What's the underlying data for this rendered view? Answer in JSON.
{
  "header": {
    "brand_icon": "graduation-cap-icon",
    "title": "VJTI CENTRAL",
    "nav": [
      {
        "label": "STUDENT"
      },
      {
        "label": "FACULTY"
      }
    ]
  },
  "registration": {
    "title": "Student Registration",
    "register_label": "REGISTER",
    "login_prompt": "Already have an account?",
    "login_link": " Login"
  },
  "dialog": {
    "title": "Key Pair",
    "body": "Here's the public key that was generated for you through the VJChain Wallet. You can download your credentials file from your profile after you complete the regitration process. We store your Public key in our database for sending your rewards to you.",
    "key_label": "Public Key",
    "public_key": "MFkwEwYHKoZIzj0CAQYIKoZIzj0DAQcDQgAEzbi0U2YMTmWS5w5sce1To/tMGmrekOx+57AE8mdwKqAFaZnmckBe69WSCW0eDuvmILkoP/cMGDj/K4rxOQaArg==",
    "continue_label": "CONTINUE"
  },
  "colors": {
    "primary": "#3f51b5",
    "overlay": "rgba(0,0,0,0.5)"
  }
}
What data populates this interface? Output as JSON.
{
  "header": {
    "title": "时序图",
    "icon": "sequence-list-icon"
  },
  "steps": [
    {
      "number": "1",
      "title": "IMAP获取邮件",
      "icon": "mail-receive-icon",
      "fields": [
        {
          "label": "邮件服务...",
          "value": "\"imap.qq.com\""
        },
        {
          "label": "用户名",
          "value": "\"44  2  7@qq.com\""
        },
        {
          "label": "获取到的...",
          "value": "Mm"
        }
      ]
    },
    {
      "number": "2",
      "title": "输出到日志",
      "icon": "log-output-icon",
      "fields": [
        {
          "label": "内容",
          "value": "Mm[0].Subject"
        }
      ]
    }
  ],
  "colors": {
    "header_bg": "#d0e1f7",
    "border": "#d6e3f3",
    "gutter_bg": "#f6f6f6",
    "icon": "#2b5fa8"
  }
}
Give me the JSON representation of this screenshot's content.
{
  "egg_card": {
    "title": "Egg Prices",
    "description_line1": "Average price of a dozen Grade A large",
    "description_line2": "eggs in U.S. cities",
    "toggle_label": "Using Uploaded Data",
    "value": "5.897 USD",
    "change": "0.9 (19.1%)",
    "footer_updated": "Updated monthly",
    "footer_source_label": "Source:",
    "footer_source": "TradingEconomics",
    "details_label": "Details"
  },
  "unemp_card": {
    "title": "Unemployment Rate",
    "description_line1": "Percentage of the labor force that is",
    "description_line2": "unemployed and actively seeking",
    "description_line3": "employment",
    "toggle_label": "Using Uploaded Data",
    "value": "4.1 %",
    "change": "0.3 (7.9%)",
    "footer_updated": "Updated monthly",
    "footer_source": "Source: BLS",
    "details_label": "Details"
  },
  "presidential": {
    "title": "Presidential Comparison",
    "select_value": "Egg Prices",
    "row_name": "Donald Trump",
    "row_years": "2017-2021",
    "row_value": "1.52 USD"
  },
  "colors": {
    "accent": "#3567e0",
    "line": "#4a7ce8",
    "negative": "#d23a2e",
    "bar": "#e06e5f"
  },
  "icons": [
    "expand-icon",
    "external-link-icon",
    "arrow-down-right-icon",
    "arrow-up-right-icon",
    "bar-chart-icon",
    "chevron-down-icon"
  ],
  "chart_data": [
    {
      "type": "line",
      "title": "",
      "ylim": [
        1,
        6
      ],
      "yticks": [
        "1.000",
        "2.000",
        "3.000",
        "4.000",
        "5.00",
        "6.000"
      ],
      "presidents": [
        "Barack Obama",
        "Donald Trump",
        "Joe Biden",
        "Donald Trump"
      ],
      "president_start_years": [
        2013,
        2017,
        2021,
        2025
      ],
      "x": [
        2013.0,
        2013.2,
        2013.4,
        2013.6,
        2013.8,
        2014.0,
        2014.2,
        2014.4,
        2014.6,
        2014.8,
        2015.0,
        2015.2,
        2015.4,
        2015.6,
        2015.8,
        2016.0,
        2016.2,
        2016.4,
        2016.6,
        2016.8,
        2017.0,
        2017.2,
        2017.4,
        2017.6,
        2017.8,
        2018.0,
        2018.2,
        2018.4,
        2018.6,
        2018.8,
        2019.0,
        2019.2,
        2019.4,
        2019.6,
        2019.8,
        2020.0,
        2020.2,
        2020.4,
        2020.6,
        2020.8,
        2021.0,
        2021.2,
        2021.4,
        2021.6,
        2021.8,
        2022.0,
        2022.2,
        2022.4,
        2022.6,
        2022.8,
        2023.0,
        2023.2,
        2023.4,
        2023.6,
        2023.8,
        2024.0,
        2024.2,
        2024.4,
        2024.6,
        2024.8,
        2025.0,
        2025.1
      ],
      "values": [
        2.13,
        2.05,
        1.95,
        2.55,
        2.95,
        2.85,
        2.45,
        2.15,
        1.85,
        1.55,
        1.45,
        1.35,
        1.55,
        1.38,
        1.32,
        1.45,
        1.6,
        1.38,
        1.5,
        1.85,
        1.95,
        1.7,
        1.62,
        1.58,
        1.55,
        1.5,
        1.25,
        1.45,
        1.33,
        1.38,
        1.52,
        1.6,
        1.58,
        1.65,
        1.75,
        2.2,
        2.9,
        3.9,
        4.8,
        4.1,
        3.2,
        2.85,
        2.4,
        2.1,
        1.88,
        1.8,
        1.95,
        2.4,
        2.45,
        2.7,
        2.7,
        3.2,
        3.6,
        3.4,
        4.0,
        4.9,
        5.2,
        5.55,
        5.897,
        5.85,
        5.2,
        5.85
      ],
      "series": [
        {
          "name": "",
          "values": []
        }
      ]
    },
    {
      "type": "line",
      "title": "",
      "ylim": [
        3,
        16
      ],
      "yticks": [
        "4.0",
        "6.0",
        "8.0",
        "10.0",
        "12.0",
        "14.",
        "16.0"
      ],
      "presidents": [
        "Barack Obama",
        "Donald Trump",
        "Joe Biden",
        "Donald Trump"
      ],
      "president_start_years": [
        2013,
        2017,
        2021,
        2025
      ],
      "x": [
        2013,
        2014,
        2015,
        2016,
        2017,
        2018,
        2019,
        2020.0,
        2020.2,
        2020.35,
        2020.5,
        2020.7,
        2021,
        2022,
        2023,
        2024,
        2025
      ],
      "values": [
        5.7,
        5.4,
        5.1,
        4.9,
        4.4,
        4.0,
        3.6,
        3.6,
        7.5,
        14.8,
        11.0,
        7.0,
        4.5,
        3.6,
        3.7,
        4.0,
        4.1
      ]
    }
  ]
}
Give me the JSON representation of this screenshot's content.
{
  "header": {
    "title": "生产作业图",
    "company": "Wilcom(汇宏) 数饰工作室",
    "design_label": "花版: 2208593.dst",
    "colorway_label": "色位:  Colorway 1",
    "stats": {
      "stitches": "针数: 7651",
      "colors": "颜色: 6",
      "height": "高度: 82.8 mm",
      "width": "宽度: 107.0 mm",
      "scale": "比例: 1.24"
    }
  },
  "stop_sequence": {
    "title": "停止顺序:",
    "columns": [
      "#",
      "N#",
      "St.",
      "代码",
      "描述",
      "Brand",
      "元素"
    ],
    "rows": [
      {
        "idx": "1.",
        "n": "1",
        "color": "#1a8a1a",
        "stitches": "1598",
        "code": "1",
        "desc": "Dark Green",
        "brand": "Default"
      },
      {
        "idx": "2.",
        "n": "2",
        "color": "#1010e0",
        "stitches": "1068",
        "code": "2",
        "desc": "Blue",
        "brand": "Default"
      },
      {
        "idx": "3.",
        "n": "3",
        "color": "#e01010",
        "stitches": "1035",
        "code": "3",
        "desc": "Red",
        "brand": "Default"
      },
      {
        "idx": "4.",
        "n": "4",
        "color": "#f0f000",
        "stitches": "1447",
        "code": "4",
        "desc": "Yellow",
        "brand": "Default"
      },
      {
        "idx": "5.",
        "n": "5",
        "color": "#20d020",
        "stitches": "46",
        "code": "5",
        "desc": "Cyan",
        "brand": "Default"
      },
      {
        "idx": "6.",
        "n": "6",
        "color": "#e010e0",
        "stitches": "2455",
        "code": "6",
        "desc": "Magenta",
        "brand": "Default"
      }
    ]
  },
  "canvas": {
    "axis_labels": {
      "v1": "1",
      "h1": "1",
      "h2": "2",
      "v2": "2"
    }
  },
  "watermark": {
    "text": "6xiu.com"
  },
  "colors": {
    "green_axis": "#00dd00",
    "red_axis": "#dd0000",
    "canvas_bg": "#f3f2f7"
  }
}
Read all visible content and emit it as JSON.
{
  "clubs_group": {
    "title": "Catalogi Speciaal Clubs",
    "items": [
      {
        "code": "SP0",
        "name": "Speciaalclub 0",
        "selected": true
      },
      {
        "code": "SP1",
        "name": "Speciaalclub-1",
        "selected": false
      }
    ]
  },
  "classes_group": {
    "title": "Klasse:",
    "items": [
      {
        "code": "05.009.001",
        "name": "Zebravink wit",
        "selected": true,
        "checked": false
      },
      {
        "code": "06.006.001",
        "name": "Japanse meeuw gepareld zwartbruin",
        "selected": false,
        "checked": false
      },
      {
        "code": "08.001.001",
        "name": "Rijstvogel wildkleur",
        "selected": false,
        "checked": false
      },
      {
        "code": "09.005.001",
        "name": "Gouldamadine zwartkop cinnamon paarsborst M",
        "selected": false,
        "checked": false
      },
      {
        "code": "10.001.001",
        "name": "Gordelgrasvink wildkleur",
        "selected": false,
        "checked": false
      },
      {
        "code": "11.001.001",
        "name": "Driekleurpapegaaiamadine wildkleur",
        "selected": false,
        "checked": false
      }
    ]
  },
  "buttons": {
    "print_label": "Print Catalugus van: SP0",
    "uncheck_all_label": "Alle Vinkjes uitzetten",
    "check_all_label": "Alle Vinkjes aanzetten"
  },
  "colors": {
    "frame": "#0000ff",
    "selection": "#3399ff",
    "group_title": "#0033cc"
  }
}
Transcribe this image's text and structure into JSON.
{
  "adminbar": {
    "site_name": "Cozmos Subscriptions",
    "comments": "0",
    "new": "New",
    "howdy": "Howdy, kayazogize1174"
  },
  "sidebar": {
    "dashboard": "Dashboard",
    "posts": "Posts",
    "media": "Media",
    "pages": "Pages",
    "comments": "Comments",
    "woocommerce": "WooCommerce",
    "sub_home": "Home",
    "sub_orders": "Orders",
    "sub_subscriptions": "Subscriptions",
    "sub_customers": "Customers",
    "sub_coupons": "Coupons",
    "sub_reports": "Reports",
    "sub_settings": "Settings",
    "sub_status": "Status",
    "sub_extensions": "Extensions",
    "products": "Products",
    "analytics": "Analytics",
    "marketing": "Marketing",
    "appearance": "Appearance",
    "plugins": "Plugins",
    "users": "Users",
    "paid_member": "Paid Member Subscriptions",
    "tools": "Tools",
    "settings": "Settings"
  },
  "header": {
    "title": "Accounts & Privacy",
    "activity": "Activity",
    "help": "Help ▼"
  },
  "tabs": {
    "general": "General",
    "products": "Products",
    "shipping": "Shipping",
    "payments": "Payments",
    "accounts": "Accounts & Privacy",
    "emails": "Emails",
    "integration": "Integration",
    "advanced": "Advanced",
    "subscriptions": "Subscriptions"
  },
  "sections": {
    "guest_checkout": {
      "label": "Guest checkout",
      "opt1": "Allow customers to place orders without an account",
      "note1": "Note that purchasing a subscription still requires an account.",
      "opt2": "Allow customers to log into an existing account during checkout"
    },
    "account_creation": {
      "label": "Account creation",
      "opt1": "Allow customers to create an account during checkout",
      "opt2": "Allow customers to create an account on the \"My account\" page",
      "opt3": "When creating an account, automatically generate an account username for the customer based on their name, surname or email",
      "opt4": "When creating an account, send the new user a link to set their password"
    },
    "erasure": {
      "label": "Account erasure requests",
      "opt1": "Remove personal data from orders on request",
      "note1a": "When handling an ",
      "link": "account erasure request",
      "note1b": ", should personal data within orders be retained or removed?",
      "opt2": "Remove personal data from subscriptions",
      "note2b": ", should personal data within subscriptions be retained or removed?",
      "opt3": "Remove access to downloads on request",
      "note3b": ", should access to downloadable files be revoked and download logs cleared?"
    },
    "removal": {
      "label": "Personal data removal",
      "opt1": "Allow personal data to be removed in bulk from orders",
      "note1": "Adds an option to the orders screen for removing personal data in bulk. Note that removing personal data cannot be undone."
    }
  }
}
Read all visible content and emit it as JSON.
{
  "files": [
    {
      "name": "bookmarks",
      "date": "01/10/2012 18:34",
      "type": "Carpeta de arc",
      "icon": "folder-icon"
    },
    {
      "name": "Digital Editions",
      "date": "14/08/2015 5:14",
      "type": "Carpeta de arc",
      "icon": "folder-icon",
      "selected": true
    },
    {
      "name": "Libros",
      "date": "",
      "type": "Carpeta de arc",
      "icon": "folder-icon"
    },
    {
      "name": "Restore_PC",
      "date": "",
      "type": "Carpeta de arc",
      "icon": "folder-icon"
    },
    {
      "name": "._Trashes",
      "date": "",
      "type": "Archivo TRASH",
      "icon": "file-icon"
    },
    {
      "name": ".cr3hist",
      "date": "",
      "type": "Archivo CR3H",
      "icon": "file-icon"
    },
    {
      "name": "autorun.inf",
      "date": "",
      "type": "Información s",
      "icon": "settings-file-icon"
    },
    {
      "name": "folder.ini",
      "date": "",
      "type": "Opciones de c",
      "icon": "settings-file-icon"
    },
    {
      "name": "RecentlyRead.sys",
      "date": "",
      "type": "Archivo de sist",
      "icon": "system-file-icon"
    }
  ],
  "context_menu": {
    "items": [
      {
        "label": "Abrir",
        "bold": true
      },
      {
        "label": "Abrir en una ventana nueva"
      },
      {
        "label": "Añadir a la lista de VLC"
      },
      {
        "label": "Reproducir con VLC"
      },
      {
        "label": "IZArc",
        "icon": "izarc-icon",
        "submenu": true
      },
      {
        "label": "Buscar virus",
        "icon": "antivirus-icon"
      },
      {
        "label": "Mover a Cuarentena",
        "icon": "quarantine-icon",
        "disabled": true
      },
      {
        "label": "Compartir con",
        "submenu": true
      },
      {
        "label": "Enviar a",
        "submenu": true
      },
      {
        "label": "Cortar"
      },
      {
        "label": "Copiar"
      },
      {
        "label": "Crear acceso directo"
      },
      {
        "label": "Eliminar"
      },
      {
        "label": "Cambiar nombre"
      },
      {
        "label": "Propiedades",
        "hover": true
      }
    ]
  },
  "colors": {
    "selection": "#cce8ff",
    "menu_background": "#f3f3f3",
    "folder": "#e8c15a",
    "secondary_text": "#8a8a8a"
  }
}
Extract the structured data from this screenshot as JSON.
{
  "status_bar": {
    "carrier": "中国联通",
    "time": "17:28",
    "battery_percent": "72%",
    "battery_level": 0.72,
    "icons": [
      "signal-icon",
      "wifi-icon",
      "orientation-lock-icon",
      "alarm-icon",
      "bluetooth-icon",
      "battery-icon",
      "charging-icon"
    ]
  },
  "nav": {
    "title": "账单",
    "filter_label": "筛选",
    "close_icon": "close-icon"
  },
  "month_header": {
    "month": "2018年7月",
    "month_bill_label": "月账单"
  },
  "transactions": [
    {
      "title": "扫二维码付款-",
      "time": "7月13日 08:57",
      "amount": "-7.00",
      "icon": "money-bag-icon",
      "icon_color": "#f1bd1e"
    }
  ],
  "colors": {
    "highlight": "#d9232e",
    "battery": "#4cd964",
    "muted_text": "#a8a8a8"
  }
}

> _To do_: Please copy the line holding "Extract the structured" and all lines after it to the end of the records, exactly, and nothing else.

> _Answer to this task_:
Extract the structured data from this screenshot as JSON.
{
  "status_bar": {
    "carrier": "中国联通",
    "time": "17:28",
    "battery_percent": "72%",
    "battery_level": 0.72,
    "icons": [
      "signal-icon",
      "wifi-icon",
      "orientation-lock-icon",
      "alarm-icon",
      "bluetooth-icon",
      "battery-icon",
      "charging-icon"
    ]
  },
  "nav": {
    "title": "账单",
    "filter_label": "筛选",
    "close_icon": "close-icon"
  },
  "month_header": {
    "month": "2018年7月",
    "month_bill_label": "月账单"
  },
  "transactions": [
    {
      "title": "扫二维码付款-",
      "time": "7月13日 08:57",
      "amount": "-7.00",
      "icon": "money-bag-icon",
      "icon_color": "#f1bd1e"
    }
  ],
  "colors": {
    "highlight": "#d9232e",
    "battery": "#4cd964",
    "muted_text": "#a8a8a8"
  }
}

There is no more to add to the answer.